**Task brief:** From top to bottom, each entry below must be reproduced exactly.

**Information shown:**
Start of Block

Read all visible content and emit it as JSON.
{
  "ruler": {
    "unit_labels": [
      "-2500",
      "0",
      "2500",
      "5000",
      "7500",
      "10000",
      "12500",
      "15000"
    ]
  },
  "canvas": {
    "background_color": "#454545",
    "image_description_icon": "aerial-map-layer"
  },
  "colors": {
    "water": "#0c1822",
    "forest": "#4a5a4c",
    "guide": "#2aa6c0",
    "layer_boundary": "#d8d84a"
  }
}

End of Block

**Answer to the problem:**
Read all visible content and emit it as JSON.
{
  "ruler": {
    "unit_labels": [
      "-2500",
      "0",
      "2500",
      "5000",
      "7500",
      "10000",
      "12500",
      "15000"
    ]
  },
  "canvas": {
    "background_color": "#454545",
    "image_description_icon": "aerial-map-layer"
  },
  "colors": {
    "water": "#0c1822",
    "forest": "#4a5a4c",
    "guide": "#2aa6c0",
    "layer_boundary": "#d8d84a"
  }
}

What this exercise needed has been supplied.